Lottery is a game in which players pay for a chance to win prizes, such as money, goods, or services. The winnings are determined by chance, usually with a random drawing of numbers or symbols. Tickets are often sold in large quantities, with a percentage of the total prize pool going to administrative costs and profits to the lottery organizers. A typical winner might receive a single large prize, or in some cultures, a series of smaller ones.
Generally, the higher the prize amount, the more expensive a ticket will be. For example, a ticket for the top prize in the Mega Millions can cost up to $140. In addition, many states charge an extra fee for purchasing tickets through licensed retailers. These extra fees can raise the price of a lottery ticket to a point where it is no longer a rational choice for a given individual.

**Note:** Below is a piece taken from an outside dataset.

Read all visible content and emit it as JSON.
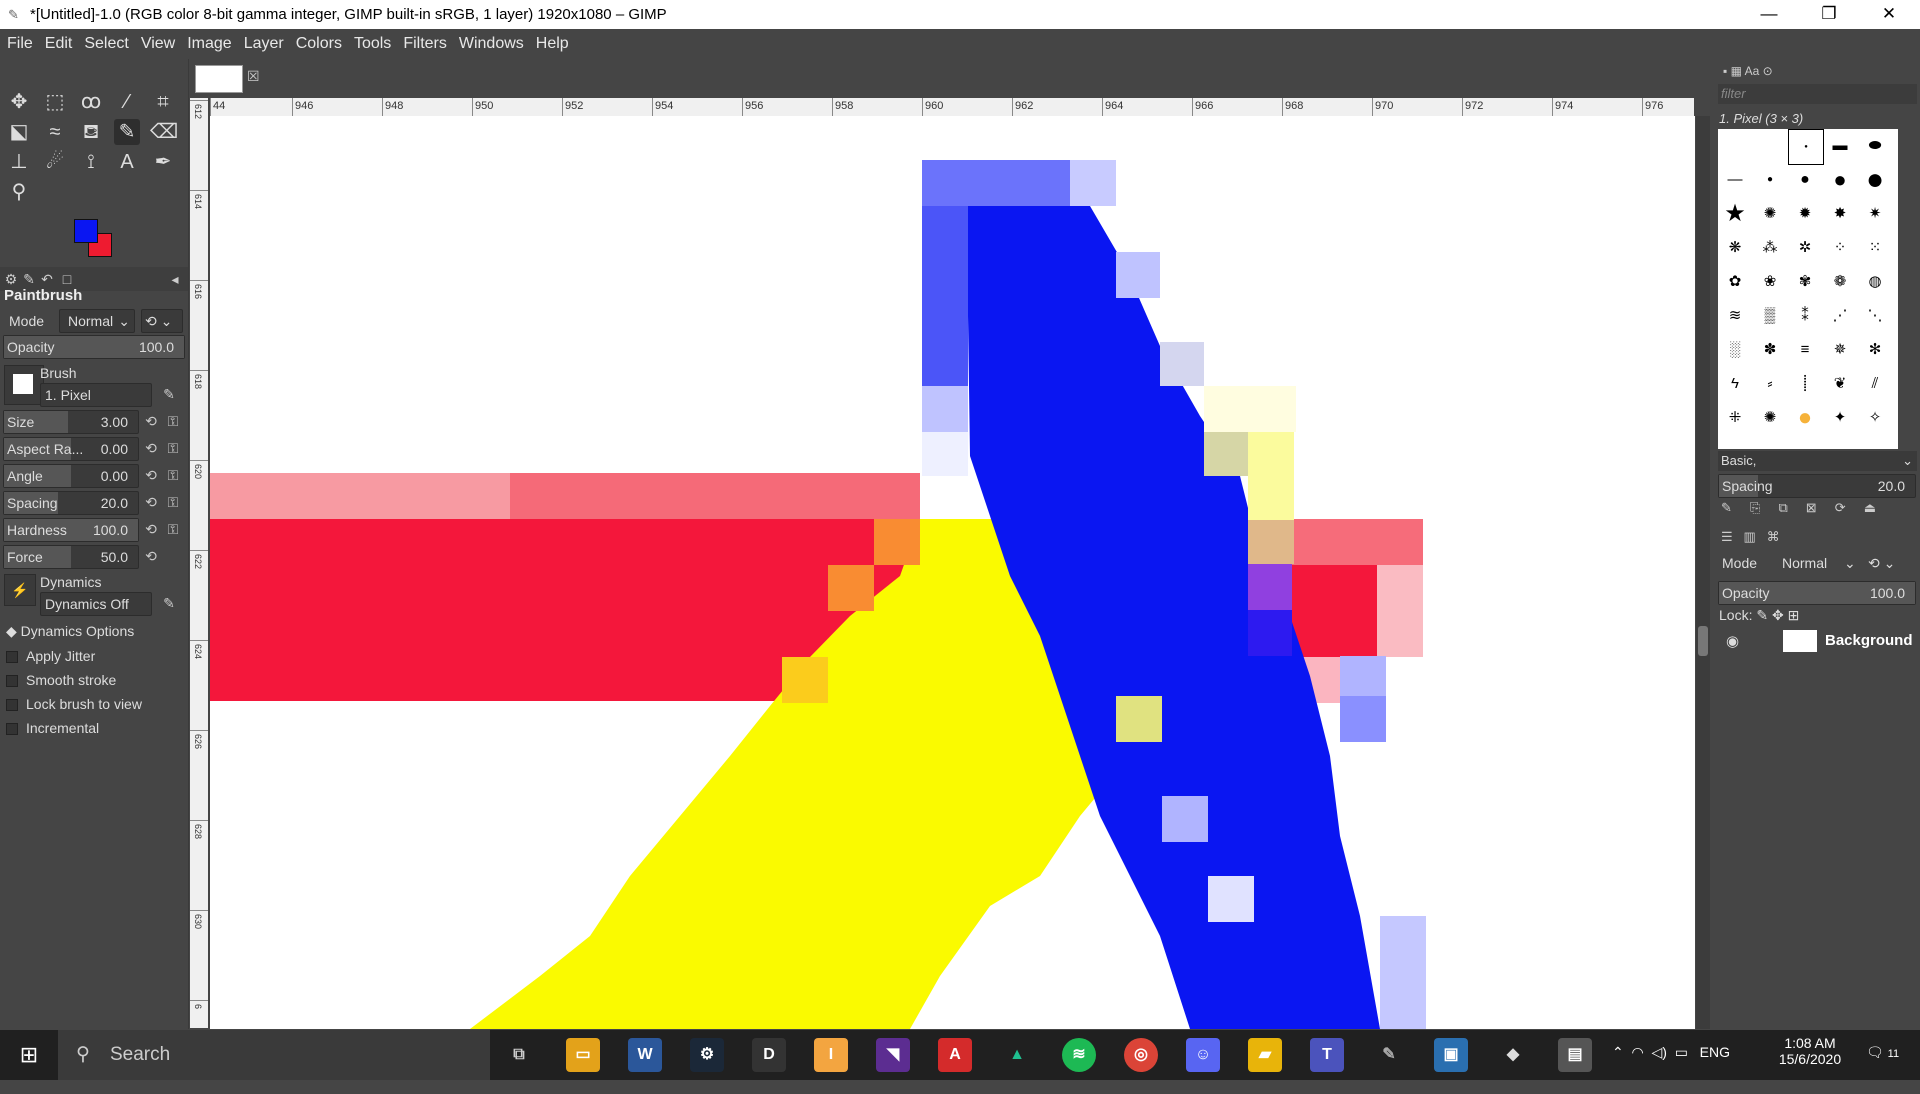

Although the word lottery has been used since ancient times, the modern state-run variety is a relatively recent development. The first modern lotteries started in the Low Countries in the 15th century as a way to raise money for town fortifications and other public works. They were also seen as a way to avoid raising taxes, since the public would be willing to gamble a trifling sum for a small probability of substantial gain. Although these early lotteries did not succeed in avoiding taxes, they did help to ease the burden of public spending during periods of economic stress.